Indie authors are innovators.
After reading a blog post written by Su (@Sirra_girl), The Ugly Side of Indie Publishing on Videlicet Productions, I didn’t hesitate in adding my two cents worth by way of a comment. However, as good as the post was, it was a comment from @remittancegirl that really caught my attention.
‘Traditional publishers, with few exceptions, publish book after book of safe, tired, formulaic crap in an effort to do that trick again and again. They have become a serious inhibition to cultural growth, not the promoters of it as they once were.’
In my mind, this encapsulates exactly why self-publishing and Indie writers are a great new pool of talent for readers. I’m really quite tired of the quality debate, as with any product available on the market there is good and bad. That’s the consumer’s responsibility to decide at the time of purchase. Almost without exception, any book or ebook available has a preview or sample feature for readers to use. Exactly the same process as buying a book in a bookstore.
In fact, I have just been through the process of deciding on new books to read and from nine samples I downloaded, I selected two books that really looked interesting. One book is self-published, and another from a very small publisher. I have started the first and can say I am extremely pleased with my choice.
Probably the most common complaint I hear about Indie/self-published books is the topic of the odd, or maybe not so infrequent typo or formatting error and have covered this point in previous posts.

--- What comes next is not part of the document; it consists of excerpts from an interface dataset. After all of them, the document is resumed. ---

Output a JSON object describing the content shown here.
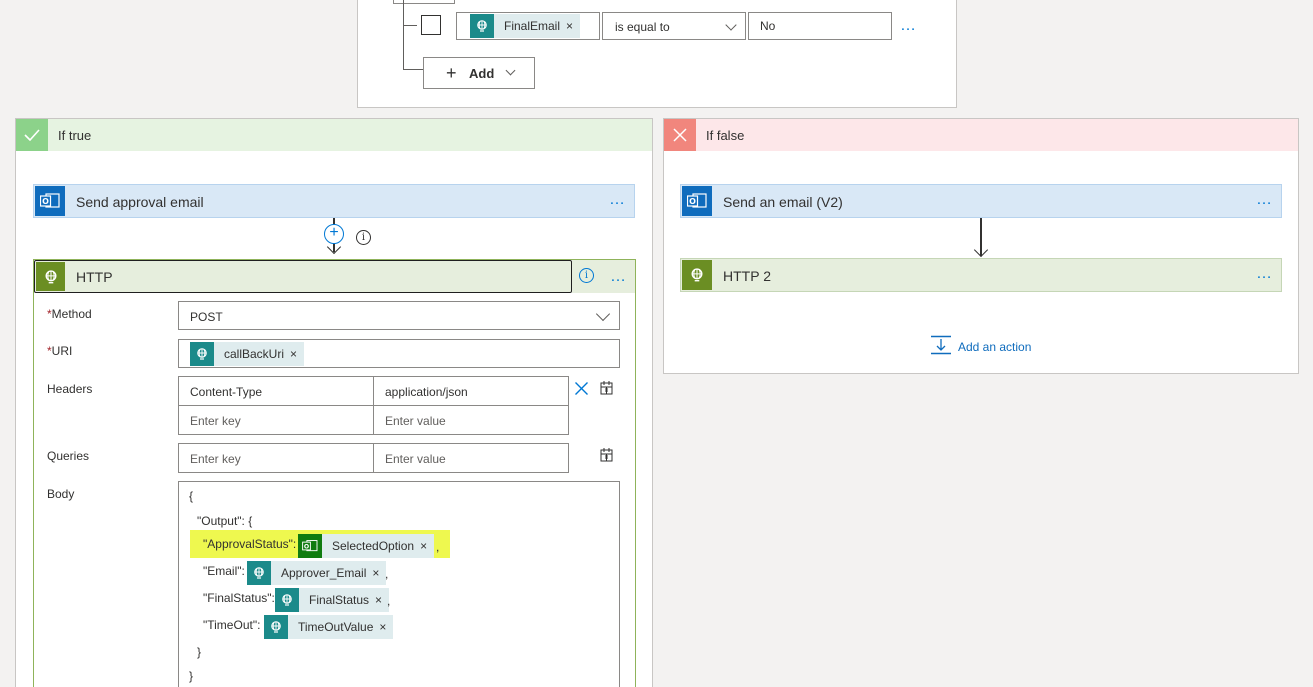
{
  "condition": {
    "token_label": "FinalEmail",
    "operator": "is equal to",
    "value": "No",
    "add_label": "Add"
  },
  "branches": {
    "true_title": "If true",
    "false_title": "If false"
  },
  "true_branch": {
    "approval_action": "Send approval email",
    "http": {
      "title": "HTTP",
      "method_label": "Method",
      "method_value": "POST",
      "uri_label": "URI",
      "uri_token": "callBackUri",
      "headers_label": "Headers",
      "header_key": "Content-Type",
      "header_value": "application/json",
      "key_placeholder": "Enter key",
      "value_placeholder": "Enter value",
      "queries_label": "Queries",
      "body_label": "Body",
      "body": {
        "open_brace": "{",
        "output_line": "\"Output\": {",
        "approval_key": "\"ApprovalStatus\":",
        "approval_token": "SelectedOption",
        "email_key": "\"Email\":",
        "email_token": "Approver_Email",
        "finalstatus_key": "\"FinalStatus\":",
        "finalstatus_token": "FinalStatus",
        "timeout_key": "\"TimeOut\":",
        "timeout_token": "TimeOutValue",
        "comma": ",",
        "close_inner": "}",
        "close_outer": "}"
      }
    }
  },
  "false_branch": {
    "email_action": "Send an email (V2)",
    "http_action": "HTTP 2",
    "add_action": "Add an action"
  },
  "icons": {
    "more": "…",
    "close": "×",
    "required": "*",
    "info": "i",
    "plus": "+"
  }
}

What I would reiterate though is that it is simply not financially viable for many self-publishers to pay the cost of weeks of professional line editing. But in defence of the self-published Indie, I know how much work and effort many writers that I know put into preparing their manuscripts. Whether it be by paying for an editor or proofreader, using beta readers or friends to help, the editing process is long, painstaking and taken very seriously.
I do agree, however, that those self-published writers who skip this step and publish error-ridden manuscripts in their haste to be published cast a dark shadow over the good and great self-published books.

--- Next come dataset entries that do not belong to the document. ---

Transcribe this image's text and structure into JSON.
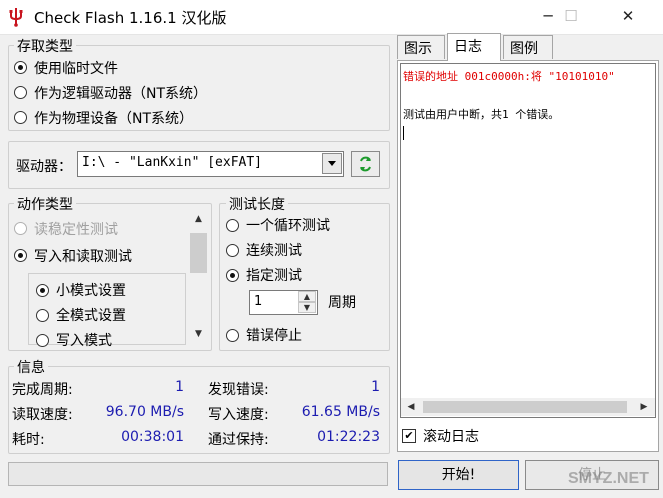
{
  "window": {
    "title": "Check Flash 1.16.1 汉化版",
    "minimize": "─",
    "maximize": "☐",
    "close": "✕"
  },
  "access_type": {
    "legend": "存取类型",
    "options": [
      {
        "label": "使用临时文件",
        "selected": true
      },
      {
        "label": "作为逻辑驱动器（NT系统）",
        "selected": false
      },
      {
        "label": "作为物理设备（NT系统）",
        "selected": false
      }
    ]
  },
  "drive": {
    "label": "驱动器：",
    "value": "I:\\ - \"LanKxin\" [exFAT]",
    "refresh_icon": "refresh-icon"
  },
  "action_type": {
    "legend": "动作类型",
    "options": [
      {
        "label": "读稳定性测试",
        "enabled": false,
        "selected": false
      },
      {
        "label": "写入和读取测试",
        "enabled": true,
        "selected": true
      }
    ],
    "sub_options": [
      {
        "label": "小模式设置",
        "selected": true
      },
      {
        "label": "全模式设置",
        "selected": false
      },
      {
        "label": "写入模式",
        "selected": false
      }
    ]
  },
  "test_length": {
    "legend": "测试长度",
    "options": [
      {
        "label": "一个循环测试",
        "selected": false
      },
      {
        "label": "连续测试",
        "selected": false
      },
      {
        "label": "指定测试",
        "selected": true
      }
    ],
    "cycles_value": "1",
    "cycles_label": "周期",
    "stop_on_error": "错误停止"
  },
  "info": {
    "legend": "信息",
    "cycles_done_label": "完成周期:",
    "cycles_done_value": "1",
    "errors_found_label": "发现错误:",
    "errors_found_value": "1",
    "read_speed_label": "读取速度:",
    "read_speed_value": "96.70 MB/s",
    "write_speed_label": "写入速度:",
    "write_speed_value": "61.65 MB/s",
    "elapsed_label": "耗时:",
    "elapsed_value": "00:38:01",
    "retention_label": "通过保持:",
    "retention_value": "01:22:23"
  },
  "tabs": [
    {
      "label": "图示",
      "active": false
    },
    {
      "label": "日志",
      "active": true
    },
    {
      "label": "图例",
      "active": false
    }
  ],
  "log": {
    "lines": [
      {
        "text": "错误的地址 001c0000h:将 \"10101010\"",
        "color": "#e00000"
      },
      {
        "text": "测试由用户中断，共1 个错误。",
        "color": "#000000"
      }
    ],
    "scroll_log_label": "滚动日志",
    "scroll_log_checked": true
  },
  "buttons": {
    "start": "开始!",
    "stop": "停止"
  },
  "watermark": "SMYZ.NET",
  "colors": {
    "info_value": "#1c1cb0",
    "error_text": "#e00000"
  }
}
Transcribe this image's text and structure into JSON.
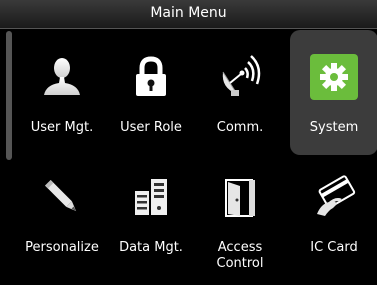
{
  "header": {
    "title": "Main Menu"
  },
  "menu": {
    "items": [
      {
        "label": "User Mgt.",
        "icon": "user-icon"
      },
      {
        "label": "User Role",
        "icon": "lock-icon"
      },
      {
        "label": "Comm.",
        "icon": "satellite-dish-icon"
      },
      {
        "label": "System",
        "icon": "gear-icon",
        "selected": true
      },
      {
        "label": "Personalize",
        "icon": "pencil-icon"
      },
      {
        "label": "Data Mgt.",
        "icon": "data-server-icon"
      },
      {
        "label_line1": "Access",
        "label_line2": "Control",
        "icon": "door-icon"
      },
      {
        "label": "IC Card",
        "icon": "ic-card-icon"
      }
    ]
  },
  "colors": {
    "selected_accent": "#6bbd3c",
    "selected_bg": "#3c3c3c",
    "background": "#000000"
  }
}
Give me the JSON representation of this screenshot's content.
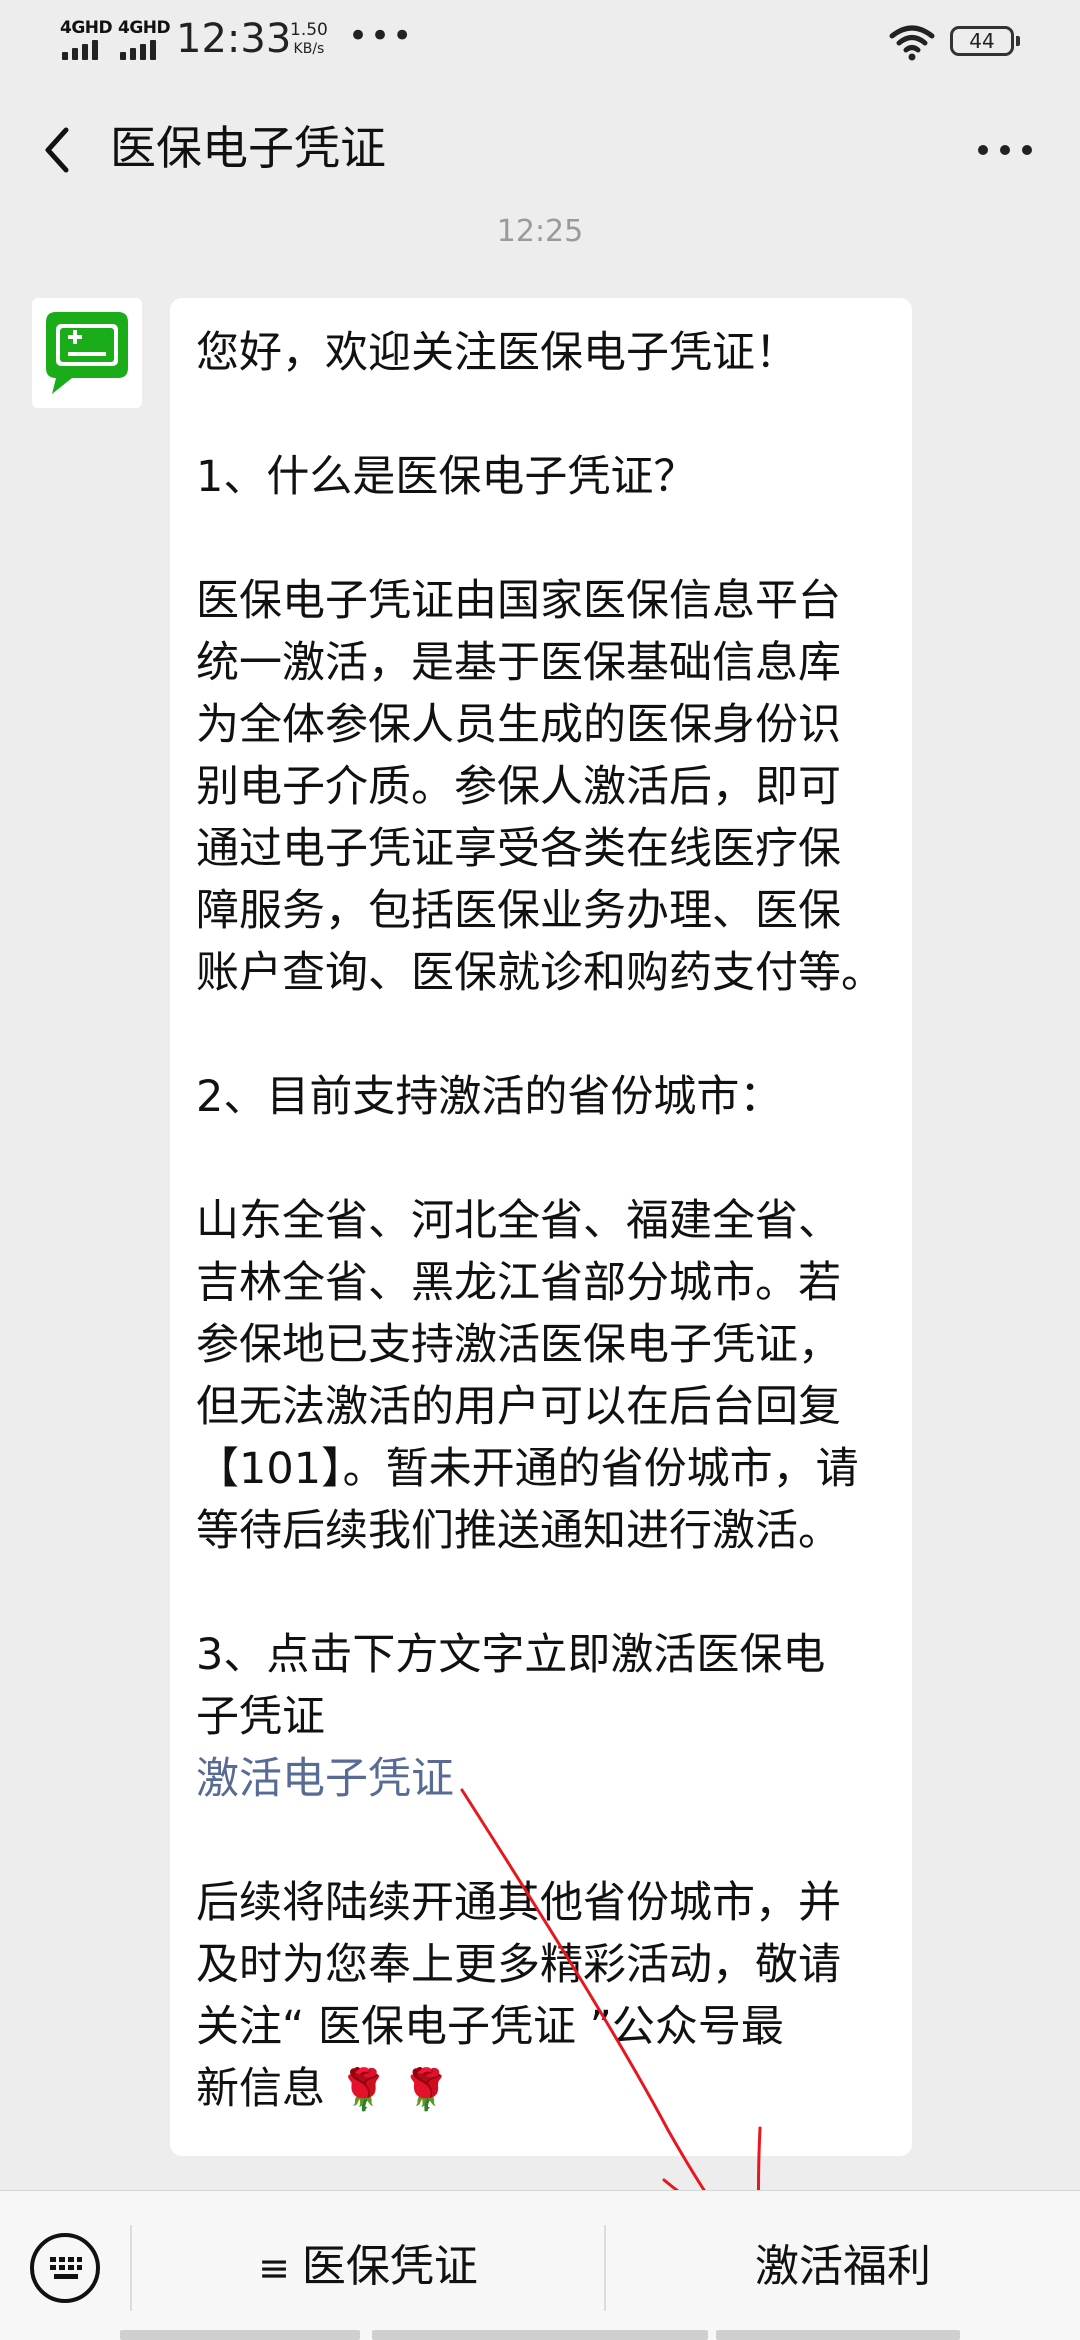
{
  "status_bar": {
    "network_1": "4GHD",
    "network_2": "4GHD",
    "time": "12:33",
    "speed_value": "1.50",
    "speed_unit": "KB/s",
    "more_indicator": "•••",
    "battery": "44"
  },
  "header": {
    "title": "医保电子凭证",
    "back_icon": "chevron-left-icon",
    "more_icon": "more-dots-icon"
  },
  "chat": {
    "timestamp": "12:25",
    "avatar_icon": "insurance-card-chat-icon",
    "message_lines": [
      "您好，欢迎关注医保电子凭证！",
      "1、什么是医保电子凭证？",
      "医保电子凭证由国家医保信息平台",
      "统一激活，是基于医保基础信息库",
      "为全体参保人员生成的医保身份识",
      "别电子介质。参保人激活后，即可",
      "通过电子凭证享受各类在线医疗保",
      "障服务，包括医保业务办理、医保",
      "账户查询、医保就诊和购药支付等。",
      "2、目前支持激活的省份城市：",
      "山东全省、河北全省、福建全省、",
      "吉林全省、黑龙江省部分城市。若",
      "参保地已支持激活医保电子凭证，",
      "但无法激活的用户可以在后台回复",
      "【101】。暂未开通的省份城市，请",
      "等待后续我们推送通知进行激活。",
      "3、点击下方文字立即激活医保电",
      "子凭证",
      "后续将陆续开通其他省份城市，并",
      "及时为您奉上更多精彩活动，敬请",
      "关注“ 医保电子凭证 ”公众号最",
      "新信息"
    ],
    "link_text": "激活电子凭证",
    "emoji": "🌹 🌹"
  },
  "bottom_menu": {
    "keyboard_icon": "keyboard-icon",
    "menu_glyph": "≡",
    "menu_1": "医保凭证",
    "menu_2": "激活福利"
  },
  "colors": {
    "background": "#ededed",
    "bubble": "#ffffff",
    "link": "#576b95",
    "avatar_green": "#1aad19",
    "annotation_red": "#e8161e"
  }
}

In reality, though, we all know that even after slaving away for weeks or even months, there will be the odd typo that gets missed. Well, so what? This even happens after expensive line editing by professionals. If a text is riddled with errors, it will be clear from a sample or preview so I would agree, do not buy it. But the odd typo is no excuse not to enjoy a good read and has never stopped me from enjoying a well-crafted story, of which I have now read many be Indie writers.

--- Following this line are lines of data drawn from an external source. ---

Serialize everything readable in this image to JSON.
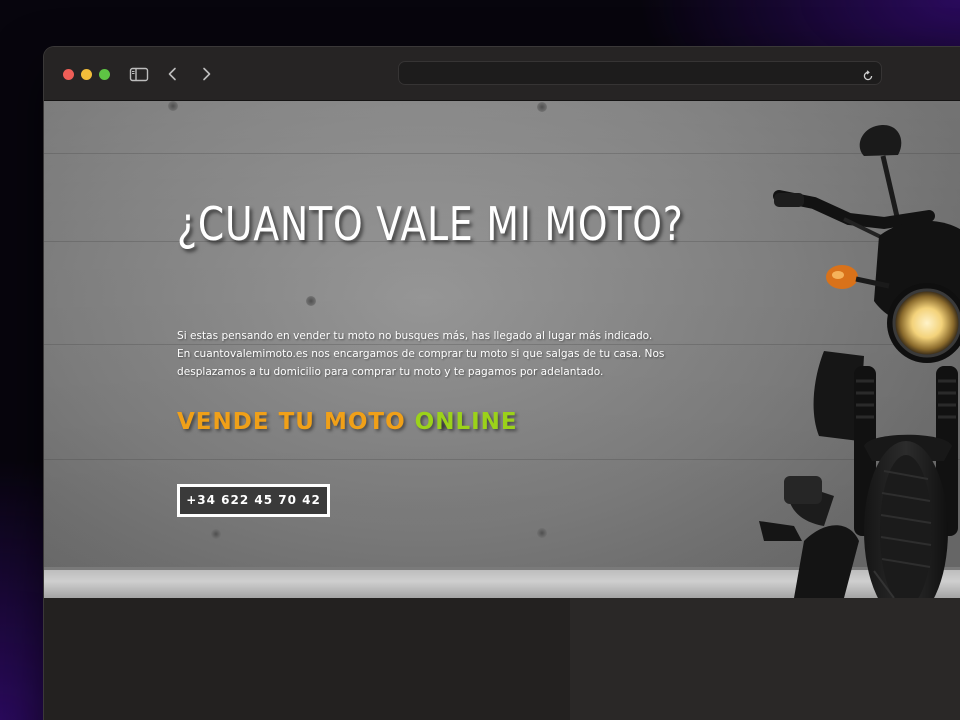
{
  "browser": {
    "url": "",
    "icons": {
      "sidebar": "sidebar-icon",
      "back": "chevron-left-icon",
      "forward": "chevron-right-icon",
      "reload": "reload-icon"
    }
  },
  "hero": {
    "title": "¿CUANTO VALE MI MOTO?",
    "description": "Si estas pensando en vender tu moto no busques más, has llegado al lugar más indicado. En cuantovalemimoto.es nos encargamos de comprar tu moto si que salgas de tu casa. Nos desplazamos a tu domicilio para comprar tu moto y te pagamos por adelantado.",
    "tagline_main": "VENDE TU MOTO ",
    "tagline_accent": "ONLINE",
    "phone_button": "+34 622 45 70 42"
  },
  "colors": {
    "tagline_main": "#f0a018",
    "tagline_accent": "#9bd21a",
    "button_bg": "#3a3a3a",
    "button_border": "#ffffff",
    "page_dark": "#232120"
  }
}
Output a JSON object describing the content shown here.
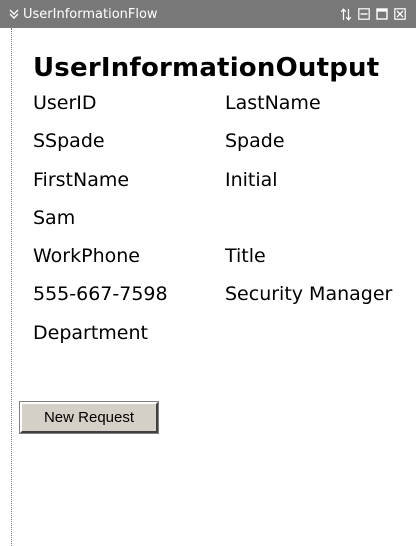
{
  "portlet": {
    "title": "UserInformationFlow",
    "controls": [
      "move-icon",
      "minimize-icon",
      "maximize-icon",
      "close-icon"
    ]
  },
  "output": {
    "heading": "UserInformationOutput",
    "rows": [
      [
        "UserID",
        "LastName"
      ],
      [
        "SSpade",
        "Spade"
      ],
      [
        "FirstName",
        "Initial"
      ],
      [
        "Sam",
        ""
      ],
      [
        "WorkPhone",
        "Title"
      ],
      [
        "555-667-7598",
        "Security Manager"
      ],
      [
        "Department",
        ""
      ]
    ]
  },
  "actions": {
    "new_request_label": "New Request"
  },
  "colors": {
    "titlebar": "#787878",
    "button_face": "#d4d0c8"
  }
}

From my perspective, it is the new authors, Indies and self-publishers that are bringing fresh ideas and powerful stories to print. They are the innovators and the ones willing to experiment, try something new and of course accept failure along the way. Unlike the traditional publishers who are treading water and peddling the same-o same-o. If they were selling music, they would probably be very happily still flogging Perry Como, Elvis Presley and Dean Martin. In my local bookstore, the racks are full of titles from The Big Six’. But you know, as much as I love Douglas Adams, I really don’t want to buy his books again. Nor Rankin, nor Rushdie, nor Clavell, nor Follett. And certainly not Sarah Palin. I would prefer Barbara Cartland any day.
Even my wife, who has been a bookstore buyer all her life has become fed up with bookstore offerings and is now using her Kindle as a means to discover new books, new authors and new ideas.
In my opinion, the future of publishing will follow the digital music industry. Small Indie publishers that are now starting to emerge will develop the innovation, imagination, courage, marketing savvy and quality controls to bring great new titles to the market. Giving bright new authors the opportunity to express themselves, but at the same time, having the expertise to prepare a quality product. The ‘Big Six’ will remain of course, but challenged by a few hundred smart Indie publishers, it could revitalise the current stagnation in the industry and bring back cultural growth to literature and reading.